## PROBLEM DESCRIPTION
Copy each line of the records that includes "detail".

## SOURCE MATERIAL
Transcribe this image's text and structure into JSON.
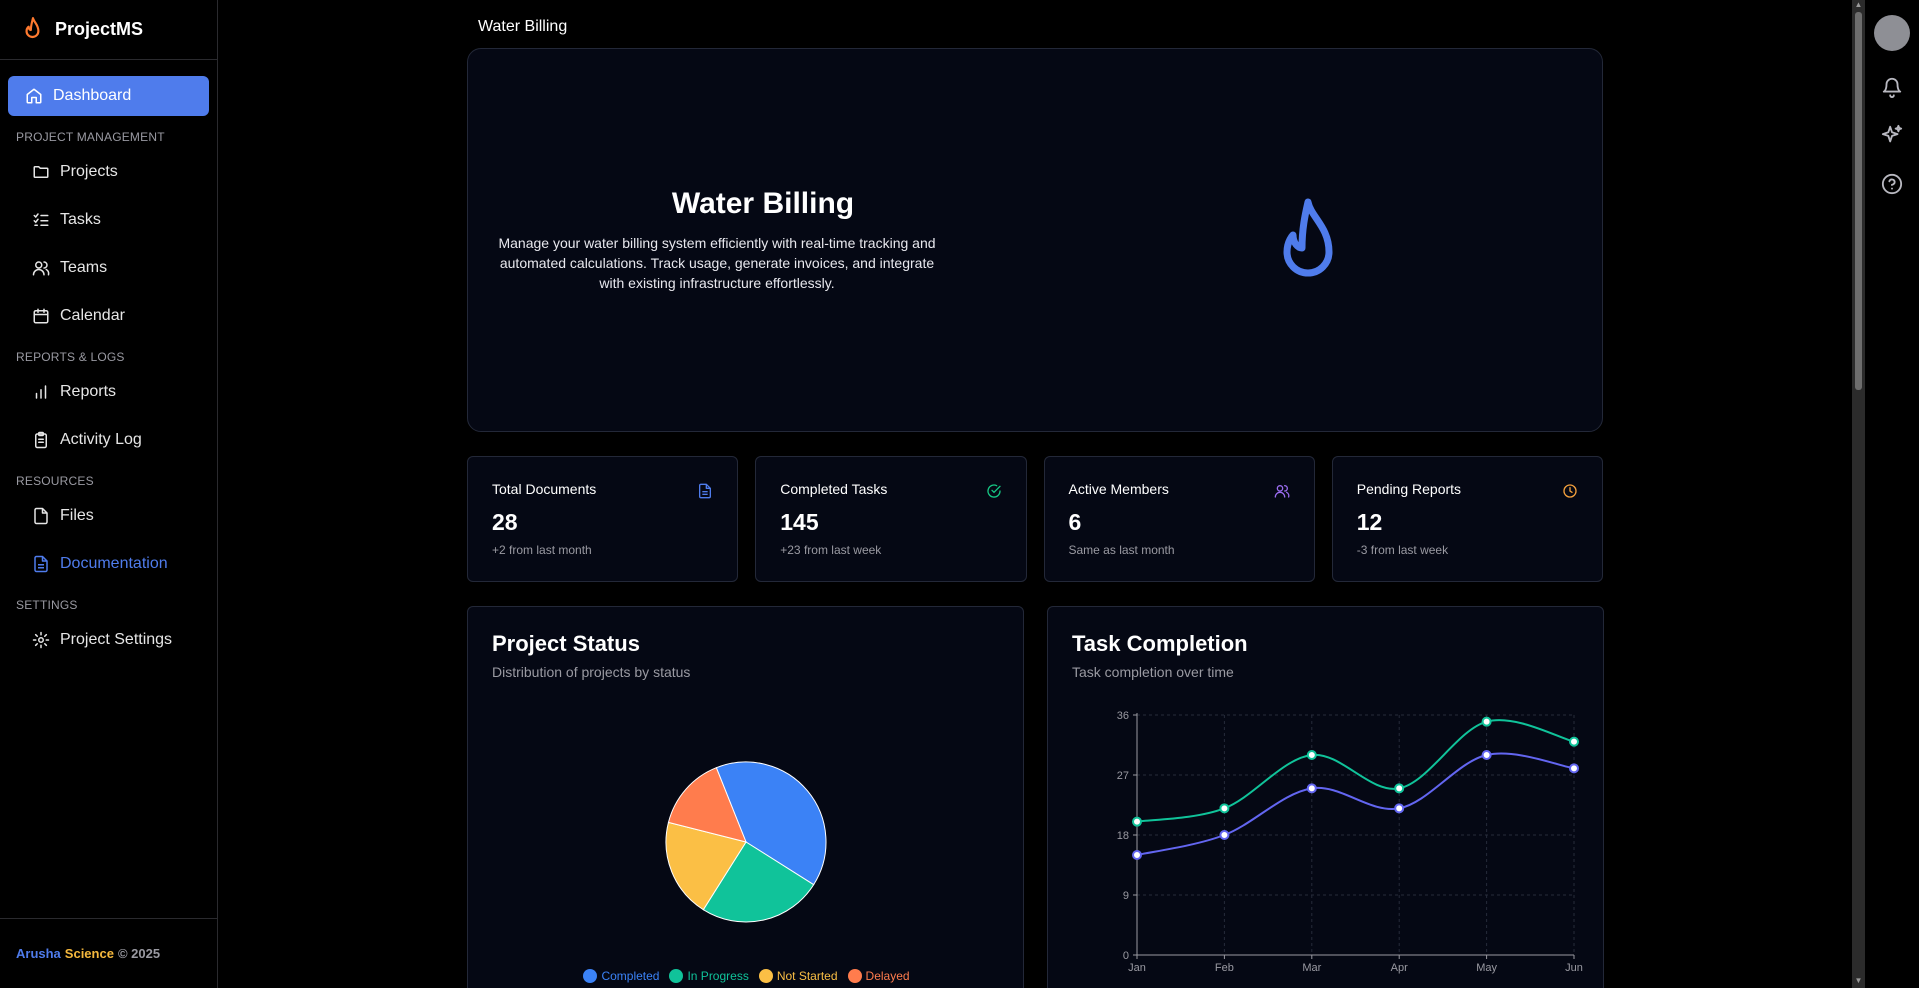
{
  "brand": {
    "name": "ProjectMS"
  },
  "sidebar": {
    "dashboard": "Dashboard",
    "sections": {
      "project_management": "PROJECT MANAGEMENT",
      "reports_logs": "REPORTS & LOGS",
      "resources": "RESOURCES",
      "settings": "SETTINGS"
    },
    "items": {
      "projects": "Projects",
      "tasks": "Tasks",
      "teams": "Teams",
      "calendar": "Calendar",
      "reports": "Reports",
      "activity_log": "Activity Log",
      "files": "Files",
      "documentation": "Documentation",
      "project_settings": "Project Settings"
    },
    "footer": {
      "arusha": "Arusha",
      "science": "Science",
      "copyright": "© 2025"
    }
  },
  "header": {
    "title": "Water Billing"
  },
  "hero": {
    "title": "Water Billing",
    "description": "Manage your water billing system efficiently with real-time tracking and automated calculations. Track usage, generate invoices, and integrate with existing infrastructure effortlessly."
  },
  "stats": [
    {
      "label": "Total Documents",
      "value": "28",
      "note": "+2 from last month",
      "icon": "document-icon",
      "color": "#4f7cec"
    },
    {
      "label": "Completed Tasks",
      "value": "145",
      "note": "+23 from last week",
      "icon": "check-circle-icon",
      "color": "#16c784"
    },
    {
      "label": "Active Members",
      "value": "6",
      "note": "Same as last month",
      "icon": "users-icon",
      "color": "#9b6cf0"
    },
    {
      "label": "Pending Reports",
      "value": "12",
      "note": "-3 from last week",
      "icon": "clock-icon",
      "color": "#f5a13d"
    }
  ],
  "project_status": {
    "title": "Project Status",
    "subtitle": "Distribution of projects by status"
  },
  "task_completion": {
    "title": "Task Completion",
    "subtitle": "Task completion over time"
  },
  "colors": {
    "accent": "#4f7cec",
    "completed": "#3b82f6",
    "in_progress": "#10c39a",
    "not_started": "#fbbf45",
    "delayed": "#ff7c4d",
    "series_a": "#10c39a",
    "series_b": "#6366f1"
  },
  "chart_data": [
    {
      "type": "pie",
      "categories": [
        "Completed",
        "In Progress",
        "Not Started",
        "Delayed"
      ],
      "values": [
        40,
        25,
        20,
        15
      ],
      "colors": [
        "#3b82f6",
        "#10c39a",
        "#fbbf45",
        "#ff7c4d"
      ],
      "legend": "bottom"
    },
    {
      "type": "line",
      "x": [
        "Jan",
        "Feb",
        "Mar",
        "Apr",
        "May",
        "Jun"
      ],
      "series": [
        {
          "values": [
            20,
            22,
            30,
            25,
            35,
            32
          ],
          "color": "#10c39a"
        },
        {
          "values": [
            15,
            18,
            25,
            22,
            30,
            28
          ],
          "color": "#6366f1"
        }
      ],
      "yticks": [
        0,
        9,
        18,
        27,
        36
      ],
      "ylim": [
        0,
        36
      ],
      "grid": true
    }
  ]
}
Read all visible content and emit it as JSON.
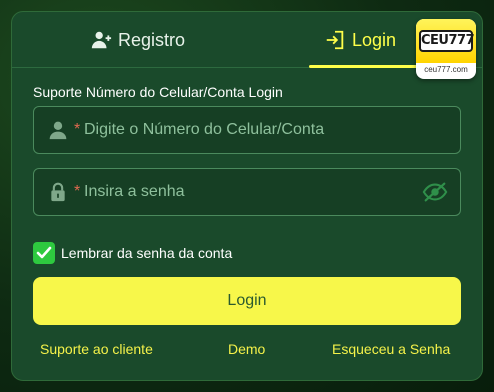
{
  "tabs": {
    "register_label": "Registro",
    "login_label": "Login",
    "active": "Login"
  },
  "brand": {
    "logo_text": "CEU777",
    "url_text": "ceu777.com"
  },
  "form": {
    "field_label": "Suporte Número do Celular/Conta Login",
    "phone": {
      "required_marker": "*",
      "placeholder": "Digite o Número do Celular/Conta",
      "value": ""
    },
    "password": {
      "required_marker": "*",
      "placeholder": "Insira a senha",
      "value": ""
    },
    "remember": {
      "label": "Lembrar da senha da conta",
      "checked": true
    },
    "login_button_label": "Login"
  },
  "footer_links": {
    "support": "Suporte ao cliente",
    "demo": "Demo",
    "forgot": "Esqueceu a Senha"
  },
  "icons": {
    "register_tab": "add-user-icon",
    "login_tab": "login-door-icon",
    "phone_field": "user-icon",
    "password_field": "lock-icon",
    "password_toggle": "eye-off-icon",
    "remember": "checkmark-icon"
  },
  "colors": {
    "accent_yellow": "#ffff4a",
    "button_yellow": "#f7f74a",
    "panel_green": "#1a4a2b",
    "check_green": "#2ec93f",
    "required_red": "#e06a50"
  }
}
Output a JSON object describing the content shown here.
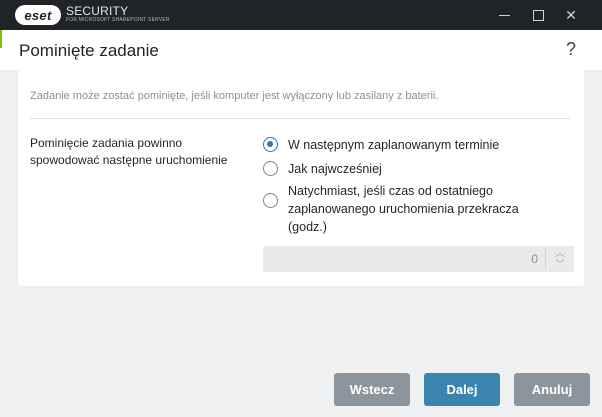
{
  "titlebar": {
    "logo_text": "eset",
    "product": "SECURITY",
    "product_sub": "FOR MICROSOFT SHAREPOINT SERVER"
  },
  "header": {
    "title": "Pominięte zadanie",
    "help": "?"
  },
  "panel": {
    "description": "Zadanie może zostać pominięte, jeśli komputer jest wyłączony lub zasilany z baterii.",
    "field_label": "Pominięcie zadania powinno spowodować następne uruchomienie",
    "options": [
      {
        "label": "W następnym zaplanowanym terminie",
        "selected": true
      },
      {
        "label": "Jak najwcześniej",
        "selected": false
      },
      {
        "label": "Natychmiast, jeśli czas od ostatniego zaplanowanego uruchomienia przekracza (godz.)",
        "selected": false
      }
    ],
    "hours_value": "0"
  },
  "footer": {
    "back_label": "Wstecz",
    "next_label": "Dalej",
    "cancel_label": "Anuluj"
  },
  "colors": {
    "accent": "#7ec300",
    "primary_button": "#3a84ad",
    "secondary_button": "#8c959b",
    "titlebar": "#202428"
  },
  "icons": [
    "minimize-icon",
    "maximize-icon",
    "close-icon",
    "help-icon",
    "chevron-up-icon",
    "chevron-down-icon"
  ]
}
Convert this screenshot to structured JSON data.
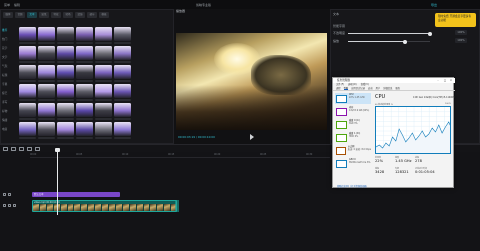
{
  "app": {
    "title": "剪映专业版",
    "menu": [
      "菜单",
      "编辑"
    ],
    "export_label": "导出"
  },
  "media": {
    "tabs": [
      "媒体",
      "音频",
      "文本",
      "贴纸",
      "特效",
      "转场",
      "滤镜",
      "调节",
      "模板"
    ],
    "selected_tab": 2,
    "sidebar": [
      "推荐",
      "热门",
      "花字",
      "文字",
      "气泡",
      "标题",
      "字幕",
      "综艺",
      "手写",
      "好物",
      "情绪",
      "电商"
    ],
    "selected_side": 0,
    "thumb_colors": [
      "#6b4fb5",
      "#8a6bd1",
      "#3c3c44",
      "#7a5fb0",
      "#a88ed8",
      "#5a5a66",
      "#9a7ad0",
      "#44444c",
      "#5e4aa6",
      "#7d66c6",
      "#6a6a72",
      "#8a74c4",
      "#4b4b55",
      "#9c86da",
      "#5f4db0",
      "#383840",
      "#7b62be",
      "#6e5bb8",
      "#a08ae0",
      "#4d4d57",
      "#845fce",
      "#5c5c66",
      "#b49ae8",
      "#6a55b2",
      "#454550",
      "#9177d2",
      "#6c6c76",
      "#5a47a8",
      "#3d3d46",
      "#8d72cc",
      "#7564c0",
      "#504f5a",
      "#a387dc",
      "#5b4aa4",
      "#6f6f7a",
      "#8e7ad4"
    ]
  },
  "player": {
    "title": "播放器",
    "timecode": "00:00:03:19 / 00:00:10:00"
  },
  "properties": {
    "title": "文本",
    "rows": [
      {
        "label": "智能字幕",
        "value": ""
      },
      {
        "label": "不透明度",
        "value": "100%",
        "fill": 1.0
      },
      {
        "label": "缩放",
        "value": "100%",
        "fill": 0.7
      }
    ],
    "promo": "限时免费 开通会员享更多专业功能"
  },
  "timeline": {
    "ticks": [
      "00:00",
      "00:05",
      "00:10",
      "00:15",
      "00:20",
      "00:25",
      "00:30"
    ],
    "text_clip": "默认文本",
    "video_clip": "video.mp4  00:00:10:00"
  },
  "task_manager": {
    "title": "任务管理器",
    "menu": [
      "文件(F)",
      "选项(O)",
      "查看(V)"
    ],
    "tabs": [
      "进程",
      "性能",
      "应用历史记录",
      "启动",
      "用户",
      "详细信息",
      "服务"
    ],
    "selected_tab": 1,
    "resources": [
      {
        "name": "CPU",
        "detail": "22% 1.45 GHz",
        "kind": "cpu"
      },
      {
        "name": "内存",
        "detail": "9.6/15.9 GB (60%)",
        "kind": "mem"
      },
      {
        "name": "磁盘 0 (C:)",
        "detail": "SSD 3%",
        "kind": "disk"
      },
      {
        "name": "磁盘 1 (D:)",
        "detail": "HDD 0%",
        "kind": "disk"
      },
      {
        "name": "以太网",
        "detail": "发送: 0 接收: 8.0 Kbps",
        "kind": "net"
      },
      {
        "name": "GPU 0",
        "detail": "NVIDIA GeForce 6%",
        "kind": "cpu"
      }
    ],
    "cpu_title": "CPU",
    "cpu_name": "11th Gen Intel(R) Core(TM) i5-11400H",
    "util_label": "60 秒内的利用率 %",
    "pct": "100%",
    "stats": [
      {
        "label": "利用率",
        "value": "22%"
      },
      {
        "label": "速度",
        "value": "1.45 GHz"
      },
      {
        "label": "进程",
        "value": "278"
      },
      {
        "label": "线程",
        "value": "3428"
      },
      {
        "label": "句柄",
        "value": "128321"
      },
      {
        "label": "正常运行时间",
        "value": "0:01:05:04"
      }
    ],
    "bottom_link": "简略信息(D) | 打开资源监视器"
  }
}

## TASK RESPONSE
        "detail": "22% 1.45 GHz",
        "detail": "9.6/15.9 GB (60%)",
        "detail": "SSD 3%",
        "detail": "HDD 0%",
        "detail": "发送: 0 接收: 8.0 Kbps",
        "detail": "NVIDIA GeForce 6%",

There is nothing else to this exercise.